Summer Driving Season '100 Deadliest Days' for Teens

More than 1,000 teenagers have been killed in auto crashes in each of the past five summers, according to a report from AAA published on Wednesday. The association calls the summer driving season that begins with the Memorial Day weekend the “100 Deadliest Days” for teen drivers.

Nearly 60% of crashes involving teen drivers are the result of distracted driving. The research showed that texting and using social media while driving are rising among teen drivers. The AAA Foundation for Traffic Safety reviewed more than 2,200 in-car dashboard videos from cars driven by teens that were involved in crashes and revealed three top distractions in the moments leading up to a crash. These were:

  • Talking or attending to other passengers: 15%
  • Talking, texting or using a cell phone: 12%
  • Attending to or looking at something else in the vehicle: 11%

Based on its studies, AAA believes that official government statistics derived from police reports “substantially underestimate” the incidence of distracted driving among teens. The official statistics indicate distracted driving accounts for 14% of all crashes while a teen is driving. AAA’s research concluded that 59% of moderate-to-severe teen crashes were the result of distracted driving.

Jurek Grabowski, research director at the AAA Foundation, said:
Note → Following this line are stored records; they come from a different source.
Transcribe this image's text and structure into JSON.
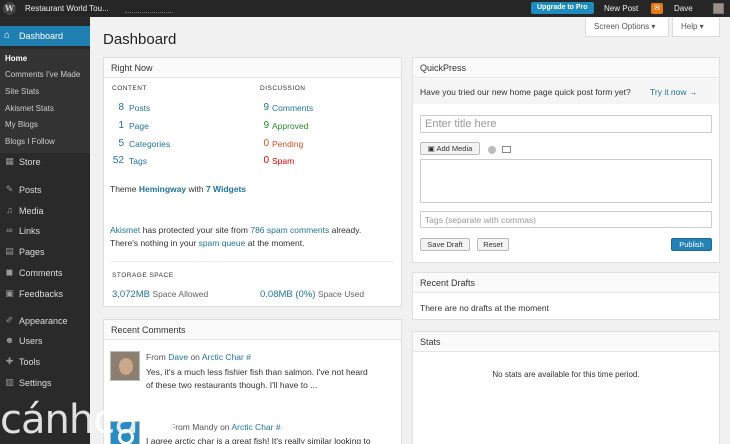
{
  "adminbar": {
    "logo": "W",
    "site_title": "Restaurant World Tou...",
    "upgrade": "Upgrade to Pro",
    "new_post": "New Post",
    "user": "Dave"
  },
  "sidebar": {
    "dashboard": "Dashboard",
    "sub": [
      "Home",
      "Comments I've Made",
      "Site Stats",
      "Akismet Stats",
      "My Blogs",
      "Blogs I Follow"
    ],
    "items": [
      "Store",
      "Posts",
      "Media",
      "Links",
      "Pages",
      "Comments",
      "Feedbacks",
      "Appearance",
      "Users",
      "Tools",
      "Settings"
    ]
  },
  "page": {
    "title": "Dashboard",
    "screen_options": "Screen Options ▾",
    "help": "Help ▾"
  },
  "right_now": {
    "title": "Right Now",
    "content_head": "CONTENT",
    "discussion_head": "DISCUSSION",
    "content": [
      {
        "num": "8",
        "label": "Posts"
      },
      {
        "num": "1",
        "label": "Page"
      },
      {
        "num": "5",
        "label": "Categories"
      },
      {
        "num": "52",
        "label": "Tags"
      }
    ],
    "discussion": [
      {
        "num": "9",
        "label": "Comments"
      },
      {
        "num": "9",
        "label": "Approved"
      },
      {
        "num": "0",
        "label": "Pending"
      },
      {
        "num": "0",
        "label": "Spam"
      }
    ],
    "theme_pre": "Theme",
    "theme_name": "Hemingway",
    "theme_mid": "with",
    "widgets": "7 Widgets",
    "ak_link": "Akismet",
    "ak_t1": "has protected your site from",
    "ak_spam": "786 spam comments",
    "ak_t2": "already.",
    "ak_t3": "There's nothing in your",
    "ak_queue": "spam queue",
    "ak_t4": "at the moment.",
    "storage_head": "STORAGE SPACE",
    "allowed_num": "3,072MB",
    "allowed_label": "Space Allowed",
    "used_num": "0.08MB (0%)",
    "used_label": "Space Used"
  },
  "recent_comments": {
    "title": "Recent Comments",
    "c1_from": "From",
    "c1_author": "Dave",
    "c1_on": "on",
    "c1_post": "Arctic Char #",
    "c1_l1": "Yes, it's a much less fishier fish than salmon. I've not heard",
    "c1_l2": "of these two restaurants though. I'll have to ...",
    "c2_from": "From Mandy on",
    "c2_post": "Arctic Char #",
    "c2_l1": "I agree arctic char is a great fish! It's really similar looking to"
  },
  "quickpress": {
    "title": "QuickPress",
    "notice": "Have you tried our new home page quick post form yet?",
    "try_it": "Try it now →",
    "title_placeholder": "Enter title here",
    "add_media": "Add Media",
    "tags_placeholder": "Tags (separate with commas)",
    "save_draft": "Save Draft",
    "reset": "Reset",
    "publish": "Publish"
  },
  "recent_drafts": {
    "title": "Recent Drafts",
    "empty": "There are no drafts at the moment"
  },
  "stats": {
    "title": "Stats",
    "empty": "No stats are available for this time period."
  },
  "watermark": "cánhcam"
}
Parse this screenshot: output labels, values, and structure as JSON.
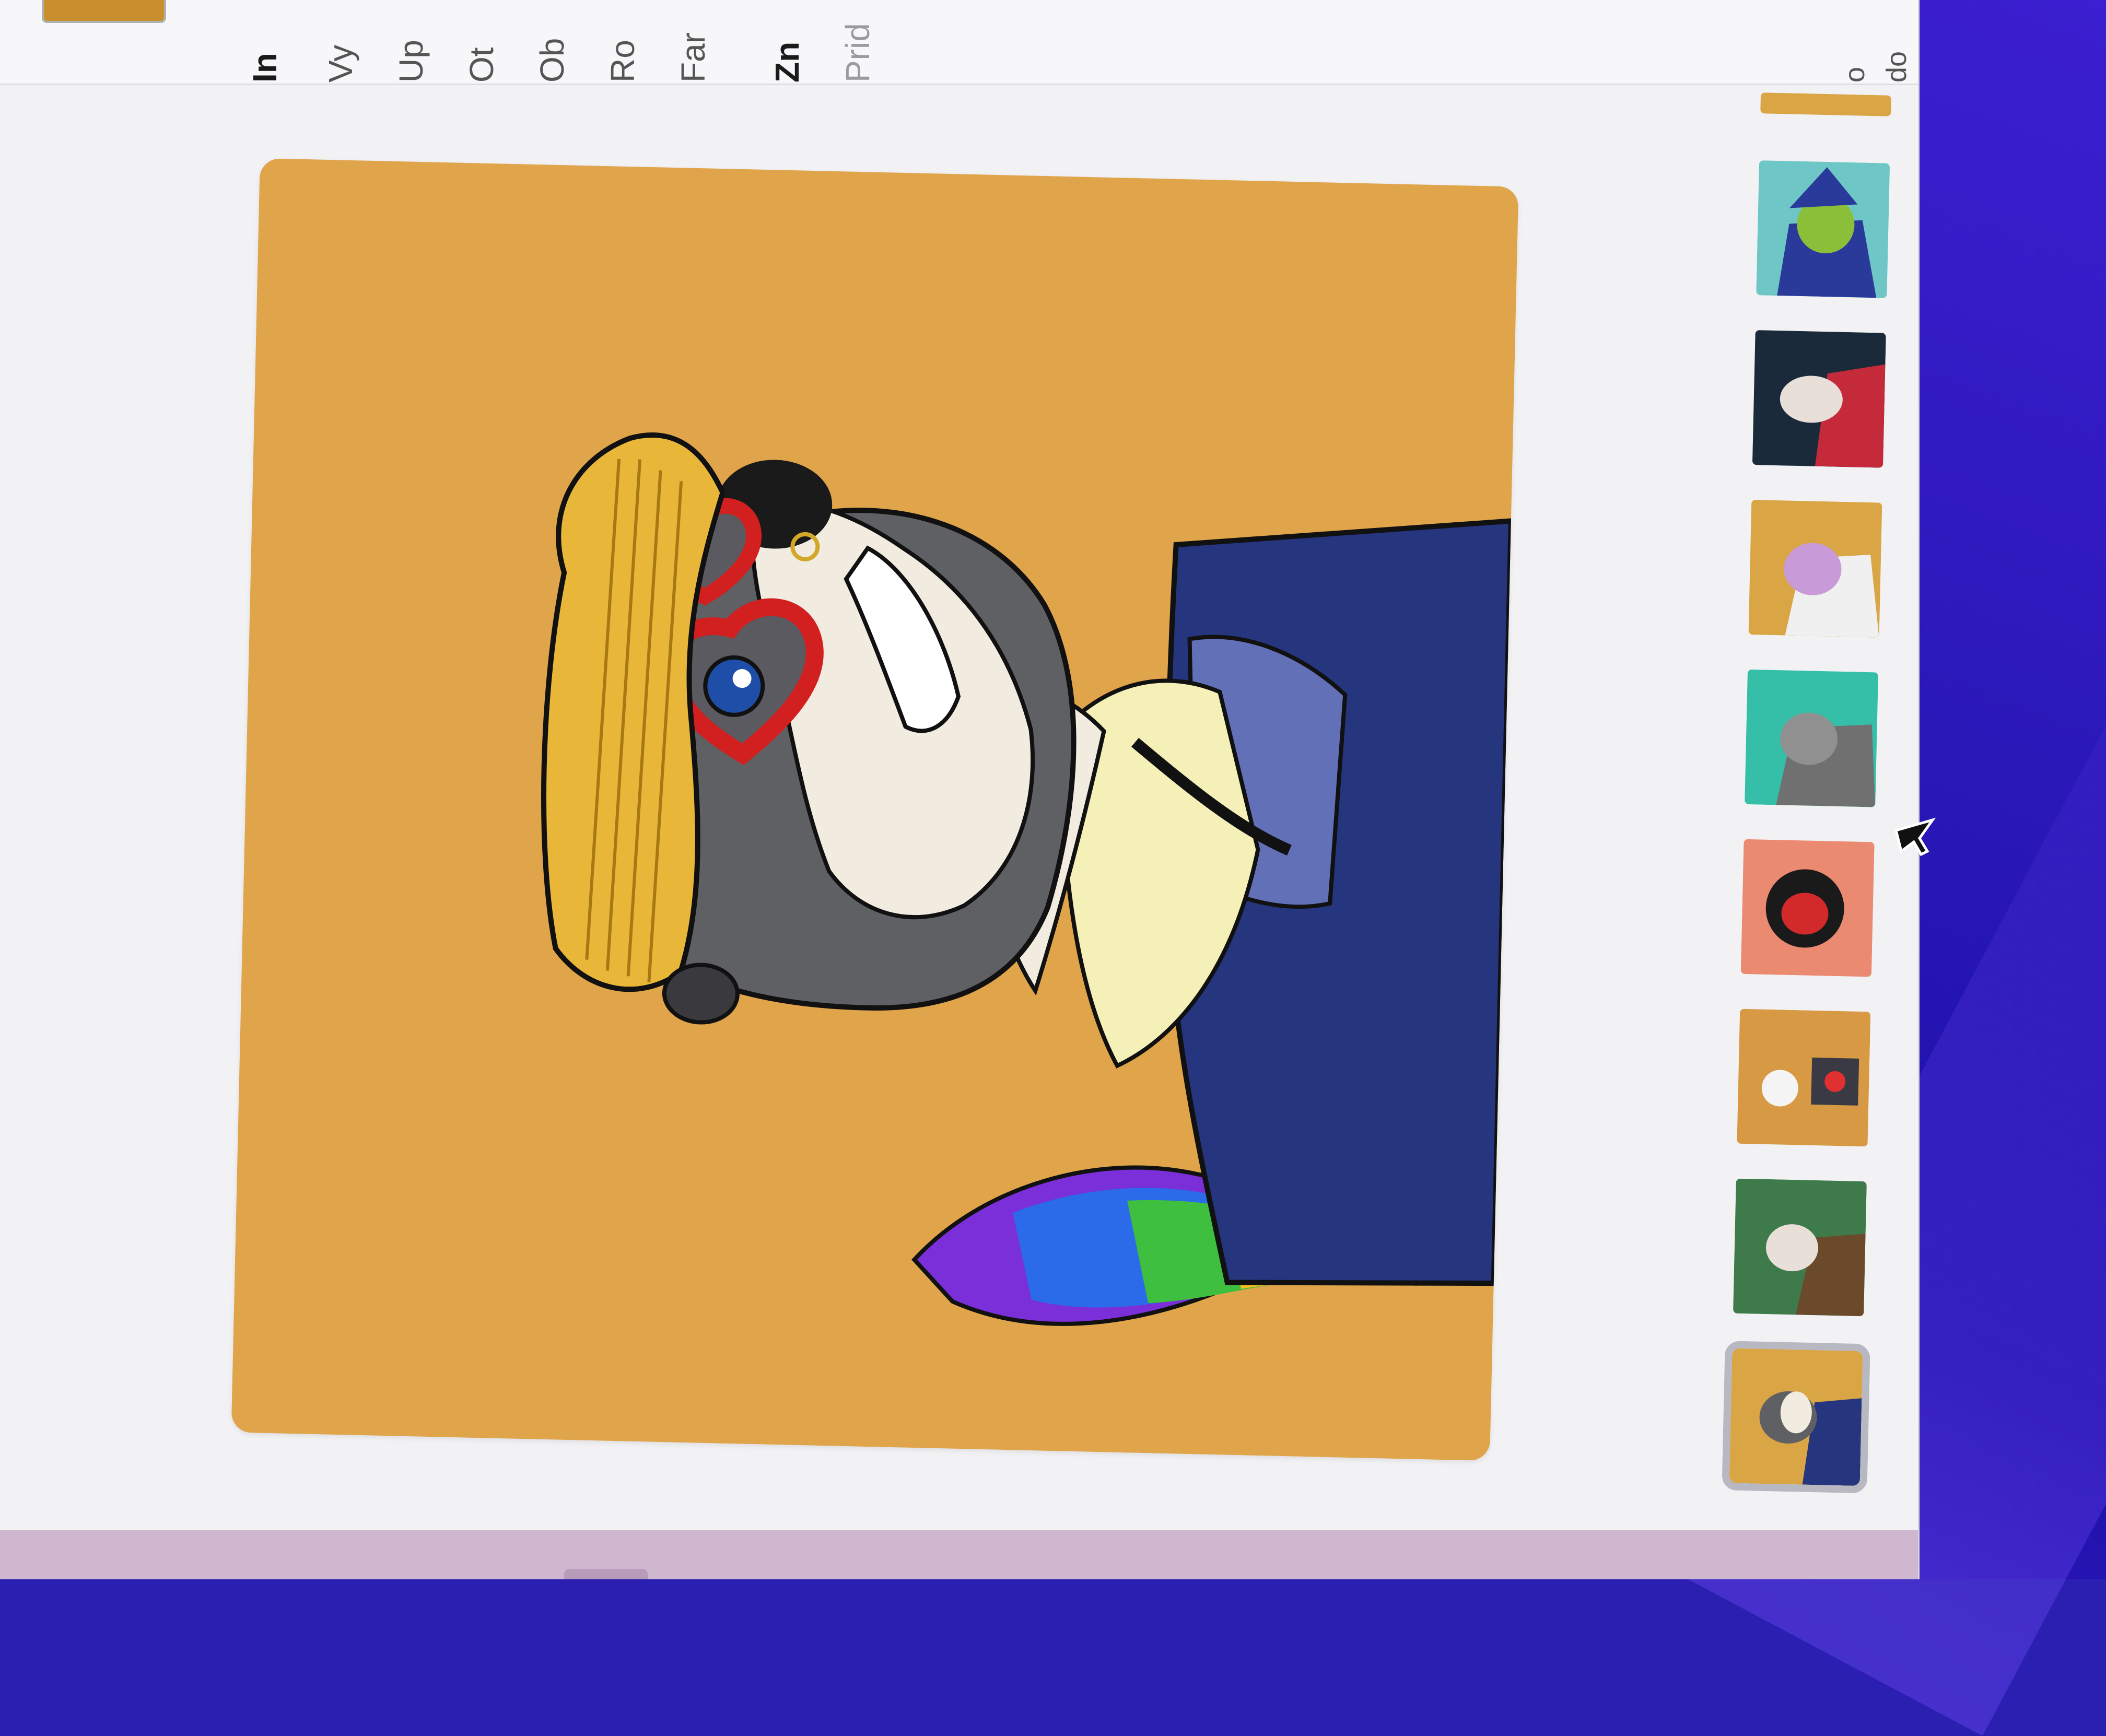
{
  "info_panel": {
    "heading": "In",
    "rows": [
      "Vy",
      "Up",
      "Ot",
      "Ob",
      "Ro",
      "Far"
    ],
    "section2_heading": "Zn",
    "section2_text": "Prid",
    "right_text": [
      "o",
      "do"
    ]
  },
  "thumbnails": {
    "items": [
      {
        "name": "thumb-wizard",
        "bg": "#6fc6c6"
      },
      {
        "name": "thumb-dark-red",
        "bg": "#1a2a3a"
      },
      {
        "name": "thumb-unicorn-cat",
        "bg": "#d9a545"
      },
      {
        "name": "thumb-cat-teal",
        "bg": "#36bfa8"
      },
      {
        "name": "thumb-red-face",
        "bg": "#ea8a70"
      },
      {
        "name": "thumb-robot-sunset",
        "bg": "#d89945"
      },
      {
        "name": "thumb-green",
        "bg": "#3f7a4a"
      },
      {
        "name": "thumb-badger-selected",
        "bg": "#d9a545",
        "selected": true
      }
    ]
  },
  "artwork": {
    "subject": "badger-nft-illustration",
    "background": "#e0a44a"
  },
  "colors": {
    "wallpaper": "#2a18b8",
    "page": "#f2f2f4",
    "strip": "#cfb7cf"
  }
}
Every day during the summer driving season, an average of 10 people die as a result of injuries from a crash involving a teen driver. This new research shows that distraction continues to be one of the leading causes of crashes for teen drivers. By better understanding how teens are distracted on the road, we can better prevent deaths throughout the 100 Deadliest Days and the rest of the year.

AAA director of state relations Jennifer Ryan added:

Nearly two-thirds of people injured or killed in crashes involving a teen driver are people other than the teen themselves. This shows that teen drivers can be a risk to everyone on the road and it is important to regulate their actions when behind the wheel.